The acting is passable, but the roles aren’t very demanding. Aaron Kwok was coming along, but as of this film he was not quite there physically or in his acting skill. Norika is basically there to look good and kick some ass, and she is OK at both. When she has to act, it’s only the shallowest of deals. Even a paperdoll could pull it off, so no complaints. Dacascos is alright, but if he’s going to be a Chinese gangster, even one from America, he should have learned to fake his way through some Cantonese. Coolio is playing a stereotype, and you have to be really untalented not to pull that off. Everyone else is pretty forgettable. Aaron’s partner is so bland that when he dies, you hardly notice. His fiance is every bit his match in blandness, so that even though she loses her future husband and her father (not the same man), it really doesn’t matter all that much. The movie punctuates this by completely blowing her off at the end in exchange for a kissing scene between Norika and Aaron, which of course comes out of nowhere.

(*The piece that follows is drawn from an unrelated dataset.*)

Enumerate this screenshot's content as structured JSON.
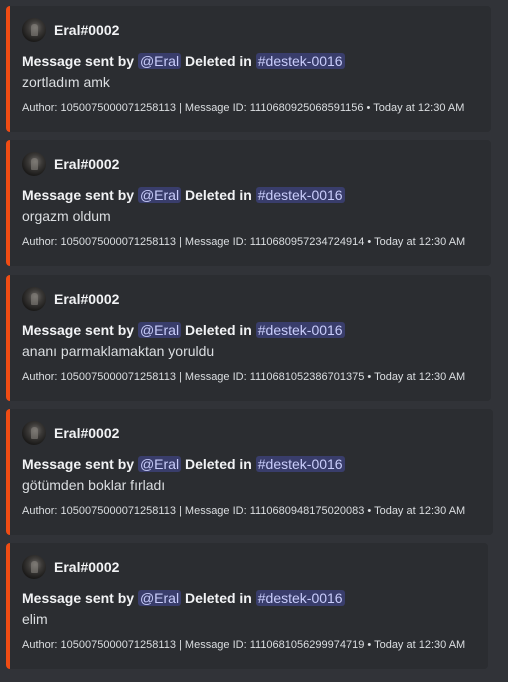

The only thing memorable about this film is how good it might have been if someone else had directed. As has always been the case, Stanley Tong was given all the pieces for a great film and just couldn’t make them fit together. I should have come away beaming and saying “That was great!!!” Instead, I walked away slowly thinking, “Well, that was average… I guess.” Awkward drama, awkward comedy, and awkward action sequences are tenuously strung together in what proves to be a very average film. Sure, it’s better than watching a Mario Van Peebles film, but around the same time as this movie was made, guys like Johnny To were raising the bar and giving us enjoyable, well-made action films and making Stanley Tong’s lack of skill even more glaring. He has no style, and he has no substance. In the end, China Strike Force, like most of his movies, is a bland and somewhat tedious exercise in paint-by-numbers film-making on the level of some of your more uninteresting direct-to-video action films. I don’t hate it, but I don’t think I’ll ever feel the need to watch it again.
Release Year: 2000 | Country: Hong Kong | Starring: Aaron Kwok, Norika Fujiwara, Lee-Hom Wang, Ruby Lin, Coolio, Mark Dacascos, Ken Lo, Paul Chun, Siu-Ming Lau, Jennifer Lin, Benny Lai, Li Hsueh Tung | Screenplay: Stanley Tong, Steven Whitney | Director: Stanley Tong | Cinematography: Jeffrey C. Mygatt | Music: Nathan Wang | Producer: Andre Morgan, Stanley Tong, Barbie Tung | Original Title: Leui ting jin ging